There are some necessary conditions on the order type but Tenenbaum's theorem (addition and multiplication are non-computable in countable nonstandard models of PA whose elements are identified with $N$) sets a strong limit on how "specific" the object can be. Basically you would have to construct the object as a nonstandard model of PA, not start from a concrete combinatorial structure that plausibly could be a model and show that it is one.

Given some structure like U that is not a model of PA, is there a technique for finding a proof that it is not a model? Is there a technique for finding a particular theorem of PA that fails to hold in the non-model?

It violates some necessary condition (usually order type, e.g., the example in the question with a cycle of length 5). According to the comment from Andres Caicedo, having an infinite ordinal be first-order definable in $U$ would make it not a model.

I suppose this is treated in some elementary model theory textbook.

Kaye's book on models of PA.

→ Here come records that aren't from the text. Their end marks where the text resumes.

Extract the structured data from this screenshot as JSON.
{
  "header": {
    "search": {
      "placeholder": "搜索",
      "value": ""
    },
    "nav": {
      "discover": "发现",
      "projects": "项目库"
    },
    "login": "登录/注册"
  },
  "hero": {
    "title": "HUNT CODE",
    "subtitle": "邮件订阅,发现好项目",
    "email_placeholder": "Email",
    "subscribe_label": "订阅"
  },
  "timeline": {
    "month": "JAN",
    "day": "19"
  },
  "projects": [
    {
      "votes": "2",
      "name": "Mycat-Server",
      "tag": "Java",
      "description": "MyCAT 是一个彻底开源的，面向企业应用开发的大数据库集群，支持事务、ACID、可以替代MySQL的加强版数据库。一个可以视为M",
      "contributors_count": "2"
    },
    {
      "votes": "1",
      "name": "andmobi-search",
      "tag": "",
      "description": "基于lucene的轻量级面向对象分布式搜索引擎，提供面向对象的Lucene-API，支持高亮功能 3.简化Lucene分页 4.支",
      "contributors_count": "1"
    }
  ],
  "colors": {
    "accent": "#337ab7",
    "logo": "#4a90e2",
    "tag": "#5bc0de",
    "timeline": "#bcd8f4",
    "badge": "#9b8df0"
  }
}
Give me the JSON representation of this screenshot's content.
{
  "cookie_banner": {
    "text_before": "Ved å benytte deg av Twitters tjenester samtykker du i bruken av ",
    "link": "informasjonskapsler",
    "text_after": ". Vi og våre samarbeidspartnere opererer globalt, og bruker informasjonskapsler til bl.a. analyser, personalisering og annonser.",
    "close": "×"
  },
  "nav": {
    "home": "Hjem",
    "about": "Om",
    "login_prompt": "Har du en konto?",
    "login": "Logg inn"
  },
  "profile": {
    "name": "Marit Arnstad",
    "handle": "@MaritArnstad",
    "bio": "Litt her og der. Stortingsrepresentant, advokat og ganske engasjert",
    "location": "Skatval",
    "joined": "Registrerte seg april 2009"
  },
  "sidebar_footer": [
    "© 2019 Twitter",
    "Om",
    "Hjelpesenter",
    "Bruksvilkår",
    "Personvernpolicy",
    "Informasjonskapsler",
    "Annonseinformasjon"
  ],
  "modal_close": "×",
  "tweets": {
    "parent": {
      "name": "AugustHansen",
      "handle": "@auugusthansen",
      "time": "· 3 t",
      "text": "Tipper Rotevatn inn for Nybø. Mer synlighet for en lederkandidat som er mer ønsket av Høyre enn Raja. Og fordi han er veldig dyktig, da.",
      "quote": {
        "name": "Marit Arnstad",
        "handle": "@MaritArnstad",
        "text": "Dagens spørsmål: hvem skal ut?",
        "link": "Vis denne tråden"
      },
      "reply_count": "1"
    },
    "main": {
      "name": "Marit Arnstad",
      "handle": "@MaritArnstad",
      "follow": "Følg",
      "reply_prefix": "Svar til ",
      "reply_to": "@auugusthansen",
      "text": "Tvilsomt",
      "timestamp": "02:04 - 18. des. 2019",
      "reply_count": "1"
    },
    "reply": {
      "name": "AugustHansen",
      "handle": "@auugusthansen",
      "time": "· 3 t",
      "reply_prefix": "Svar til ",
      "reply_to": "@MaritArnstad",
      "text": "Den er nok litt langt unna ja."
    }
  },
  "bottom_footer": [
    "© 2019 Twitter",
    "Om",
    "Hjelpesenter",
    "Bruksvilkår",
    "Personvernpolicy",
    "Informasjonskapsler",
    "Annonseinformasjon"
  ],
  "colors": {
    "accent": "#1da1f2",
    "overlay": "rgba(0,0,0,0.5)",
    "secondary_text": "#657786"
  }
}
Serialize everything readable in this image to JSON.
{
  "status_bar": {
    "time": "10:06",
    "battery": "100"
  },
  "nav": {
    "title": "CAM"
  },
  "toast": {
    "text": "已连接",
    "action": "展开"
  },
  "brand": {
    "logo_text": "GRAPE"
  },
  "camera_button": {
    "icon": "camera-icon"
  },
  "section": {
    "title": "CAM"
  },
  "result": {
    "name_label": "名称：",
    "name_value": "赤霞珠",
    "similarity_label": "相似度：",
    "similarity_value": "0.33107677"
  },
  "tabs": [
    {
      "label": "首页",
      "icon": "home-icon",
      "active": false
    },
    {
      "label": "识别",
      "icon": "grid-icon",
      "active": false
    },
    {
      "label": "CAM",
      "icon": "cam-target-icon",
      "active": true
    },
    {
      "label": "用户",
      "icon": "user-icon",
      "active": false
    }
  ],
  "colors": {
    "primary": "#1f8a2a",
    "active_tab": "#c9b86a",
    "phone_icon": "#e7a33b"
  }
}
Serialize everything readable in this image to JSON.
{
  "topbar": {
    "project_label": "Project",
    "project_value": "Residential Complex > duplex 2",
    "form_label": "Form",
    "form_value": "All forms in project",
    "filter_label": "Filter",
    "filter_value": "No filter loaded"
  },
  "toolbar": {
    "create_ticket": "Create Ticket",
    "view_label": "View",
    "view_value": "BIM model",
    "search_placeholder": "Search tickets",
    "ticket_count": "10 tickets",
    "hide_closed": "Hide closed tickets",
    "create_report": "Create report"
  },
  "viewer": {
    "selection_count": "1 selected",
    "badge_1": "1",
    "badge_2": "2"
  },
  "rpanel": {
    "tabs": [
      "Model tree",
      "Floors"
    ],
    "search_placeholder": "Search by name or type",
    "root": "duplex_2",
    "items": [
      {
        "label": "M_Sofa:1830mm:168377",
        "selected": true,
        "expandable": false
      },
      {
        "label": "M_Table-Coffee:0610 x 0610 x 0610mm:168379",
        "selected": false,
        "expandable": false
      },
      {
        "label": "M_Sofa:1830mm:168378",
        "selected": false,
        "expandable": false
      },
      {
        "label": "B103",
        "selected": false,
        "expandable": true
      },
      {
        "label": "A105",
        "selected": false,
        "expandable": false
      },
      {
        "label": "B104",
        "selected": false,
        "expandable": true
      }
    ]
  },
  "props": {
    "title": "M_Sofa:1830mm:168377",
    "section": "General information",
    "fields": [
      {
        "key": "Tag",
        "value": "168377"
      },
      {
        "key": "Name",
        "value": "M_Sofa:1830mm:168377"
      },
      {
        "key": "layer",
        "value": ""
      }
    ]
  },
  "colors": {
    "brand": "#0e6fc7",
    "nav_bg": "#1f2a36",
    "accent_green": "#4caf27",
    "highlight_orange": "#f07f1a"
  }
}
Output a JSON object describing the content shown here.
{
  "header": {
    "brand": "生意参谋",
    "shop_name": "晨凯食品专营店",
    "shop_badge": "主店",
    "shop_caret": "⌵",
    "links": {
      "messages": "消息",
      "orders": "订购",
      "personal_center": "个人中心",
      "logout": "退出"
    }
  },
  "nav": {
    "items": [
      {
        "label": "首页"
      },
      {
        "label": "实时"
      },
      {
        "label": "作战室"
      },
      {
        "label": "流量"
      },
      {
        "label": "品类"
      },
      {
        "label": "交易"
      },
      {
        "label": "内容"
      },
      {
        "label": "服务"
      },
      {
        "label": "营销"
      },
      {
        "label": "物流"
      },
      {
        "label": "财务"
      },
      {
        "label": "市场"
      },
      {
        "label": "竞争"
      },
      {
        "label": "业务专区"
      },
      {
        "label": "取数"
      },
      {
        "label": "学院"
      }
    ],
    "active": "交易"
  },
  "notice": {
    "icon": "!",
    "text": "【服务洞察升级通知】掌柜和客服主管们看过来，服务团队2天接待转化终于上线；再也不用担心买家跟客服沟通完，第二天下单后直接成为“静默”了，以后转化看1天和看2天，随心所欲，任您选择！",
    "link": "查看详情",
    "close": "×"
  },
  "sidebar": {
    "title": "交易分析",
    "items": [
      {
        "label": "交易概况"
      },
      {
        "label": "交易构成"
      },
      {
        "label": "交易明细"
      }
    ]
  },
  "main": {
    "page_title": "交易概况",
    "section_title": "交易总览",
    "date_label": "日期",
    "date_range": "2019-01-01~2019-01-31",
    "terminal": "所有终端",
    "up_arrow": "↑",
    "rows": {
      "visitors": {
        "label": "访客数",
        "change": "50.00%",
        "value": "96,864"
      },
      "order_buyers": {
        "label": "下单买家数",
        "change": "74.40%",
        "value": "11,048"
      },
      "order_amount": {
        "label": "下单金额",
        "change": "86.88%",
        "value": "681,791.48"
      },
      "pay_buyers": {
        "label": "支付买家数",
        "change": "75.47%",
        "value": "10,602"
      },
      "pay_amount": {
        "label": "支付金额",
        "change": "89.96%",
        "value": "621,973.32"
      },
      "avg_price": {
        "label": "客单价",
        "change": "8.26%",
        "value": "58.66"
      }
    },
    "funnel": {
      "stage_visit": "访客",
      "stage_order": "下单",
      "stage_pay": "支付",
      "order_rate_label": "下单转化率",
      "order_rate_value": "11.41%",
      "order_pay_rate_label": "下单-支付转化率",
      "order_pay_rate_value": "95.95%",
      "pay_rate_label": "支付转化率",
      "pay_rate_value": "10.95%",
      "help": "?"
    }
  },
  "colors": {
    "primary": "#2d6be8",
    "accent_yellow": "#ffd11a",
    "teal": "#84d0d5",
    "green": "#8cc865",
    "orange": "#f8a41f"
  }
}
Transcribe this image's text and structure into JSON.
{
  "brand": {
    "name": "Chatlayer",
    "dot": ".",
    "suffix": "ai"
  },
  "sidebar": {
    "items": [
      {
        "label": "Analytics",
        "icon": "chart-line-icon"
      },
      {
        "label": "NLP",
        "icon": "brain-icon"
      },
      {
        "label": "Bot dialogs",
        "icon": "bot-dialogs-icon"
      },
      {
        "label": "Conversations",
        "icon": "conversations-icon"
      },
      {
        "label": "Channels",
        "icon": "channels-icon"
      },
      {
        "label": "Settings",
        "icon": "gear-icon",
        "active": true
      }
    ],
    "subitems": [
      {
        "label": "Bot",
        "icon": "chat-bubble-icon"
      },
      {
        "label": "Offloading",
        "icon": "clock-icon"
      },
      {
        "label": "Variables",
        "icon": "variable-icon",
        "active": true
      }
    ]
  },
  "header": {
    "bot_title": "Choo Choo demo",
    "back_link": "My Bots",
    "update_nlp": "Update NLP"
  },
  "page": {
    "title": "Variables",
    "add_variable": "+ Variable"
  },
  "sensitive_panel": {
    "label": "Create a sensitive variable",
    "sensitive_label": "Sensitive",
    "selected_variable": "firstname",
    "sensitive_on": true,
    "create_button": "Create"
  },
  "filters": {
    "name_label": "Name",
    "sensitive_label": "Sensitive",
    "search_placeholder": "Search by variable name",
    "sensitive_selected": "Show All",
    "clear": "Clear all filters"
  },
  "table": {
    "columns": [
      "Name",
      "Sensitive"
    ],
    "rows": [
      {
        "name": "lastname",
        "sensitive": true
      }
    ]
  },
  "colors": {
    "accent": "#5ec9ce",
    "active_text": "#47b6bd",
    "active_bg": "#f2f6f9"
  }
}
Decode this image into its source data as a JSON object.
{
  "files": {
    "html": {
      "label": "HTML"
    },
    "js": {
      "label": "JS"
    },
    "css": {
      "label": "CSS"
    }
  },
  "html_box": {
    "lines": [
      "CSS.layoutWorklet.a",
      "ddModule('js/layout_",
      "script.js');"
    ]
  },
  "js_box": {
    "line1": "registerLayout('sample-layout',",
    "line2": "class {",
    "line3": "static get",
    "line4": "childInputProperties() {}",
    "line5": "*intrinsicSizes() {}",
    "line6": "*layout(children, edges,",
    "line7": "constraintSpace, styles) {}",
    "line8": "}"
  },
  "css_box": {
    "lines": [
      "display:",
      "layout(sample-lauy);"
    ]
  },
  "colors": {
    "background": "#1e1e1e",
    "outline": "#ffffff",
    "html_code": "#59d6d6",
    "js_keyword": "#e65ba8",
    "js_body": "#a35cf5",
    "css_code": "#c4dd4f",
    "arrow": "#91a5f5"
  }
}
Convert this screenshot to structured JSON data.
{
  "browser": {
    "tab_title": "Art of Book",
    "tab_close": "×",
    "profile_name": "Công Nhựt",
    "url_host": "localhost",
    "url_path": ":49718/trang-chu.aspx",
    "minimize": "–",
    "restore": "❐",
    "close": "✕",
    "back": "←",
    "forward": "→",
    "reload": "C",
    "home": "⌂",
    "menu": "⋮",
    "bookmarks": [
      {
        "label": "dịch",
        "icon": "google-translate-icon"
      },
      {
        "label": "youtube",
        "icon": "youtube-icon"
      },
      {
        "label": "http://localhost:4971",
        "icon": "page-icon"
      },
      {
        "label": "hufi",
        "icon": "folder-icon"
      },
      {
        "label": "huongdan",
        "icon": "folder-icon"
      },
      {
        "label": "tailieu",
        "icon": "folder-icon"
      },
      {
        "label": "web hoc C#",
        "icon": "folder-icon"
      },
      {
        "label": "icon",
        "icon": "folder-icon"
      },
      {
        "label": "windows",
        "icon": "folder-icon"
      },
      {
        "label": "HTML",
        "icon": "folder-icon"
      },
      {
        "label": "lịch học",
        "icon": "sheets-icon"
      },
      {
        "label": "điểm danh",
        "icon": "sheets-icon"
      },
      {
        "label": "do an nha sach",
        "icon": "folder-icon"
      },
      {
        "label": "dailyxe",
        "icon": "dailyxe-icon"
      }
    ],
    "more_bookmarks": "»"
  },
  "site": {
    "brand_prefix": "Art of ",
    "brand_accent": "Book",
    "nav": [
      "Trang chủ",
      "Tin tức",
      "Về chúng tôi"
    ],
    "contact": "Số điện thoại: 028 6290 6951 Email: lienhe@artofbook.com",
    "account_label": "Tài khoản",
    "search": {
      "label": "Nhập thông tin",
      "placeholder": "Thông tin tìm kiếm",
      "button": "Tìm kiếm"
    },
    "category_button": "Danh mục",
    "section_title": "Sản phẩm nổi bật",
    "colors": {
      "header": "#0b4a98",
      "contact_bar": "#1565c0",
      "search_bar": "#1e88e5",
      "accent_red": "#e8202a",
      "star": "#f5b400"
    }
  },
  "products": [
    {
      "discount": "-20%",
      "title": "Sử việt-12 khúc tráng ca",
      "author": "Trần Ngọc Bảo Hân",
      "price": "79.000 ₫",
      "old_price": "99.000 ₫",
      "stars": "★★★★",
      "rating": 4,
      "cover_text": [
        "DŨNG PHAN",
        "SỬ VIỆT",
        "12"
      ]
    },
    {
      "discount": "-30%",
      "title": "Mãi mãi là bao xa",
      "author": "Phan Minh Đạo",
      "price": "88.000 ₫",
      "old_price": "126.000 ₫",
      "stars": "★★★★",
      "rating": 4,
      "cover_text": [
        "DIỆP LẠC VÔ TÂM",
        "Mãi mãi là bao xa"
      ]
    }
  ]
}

• Thanks, especially for the reference to Kaye. – MJD Jan 14 '14 at 5:18
• Re $\epsilon_0$: A candidate structure that is not isomorphic to the standard model already has nonstandard numbers, so it cannot define any infinite ordinal; if it does, we already know it is not a model of $\mathsf{PA}$. – Andrés E. Caicedo Jan 14 '14 at 8:43
• That certainly simplifies things. Thanks. I wonder though whether there is some sense in which a structure being "too deep" excludes it as a model of PA. For example, in the uncountable models there is a dense linear order's worth of $\mathbb{Z}$'s but that DLO cannot be isomorphic to $\mathbb{R}$. Maybe excess complexity is the wrong idea here, in the sense that a nonstandard model of a bigger theory that interprets PA is a solution to a much stricter problem. Excessive homogeneity, such as automorphism groups (which have to be big) being too continuous, might be more relevant. @AndresCa – zyx Jan 14 '14 at 9:48
• (That's another necessary condition on a nonstandard model: $U$ should have a very large automorphism group). – zyx Jan 14 '14 at 21:31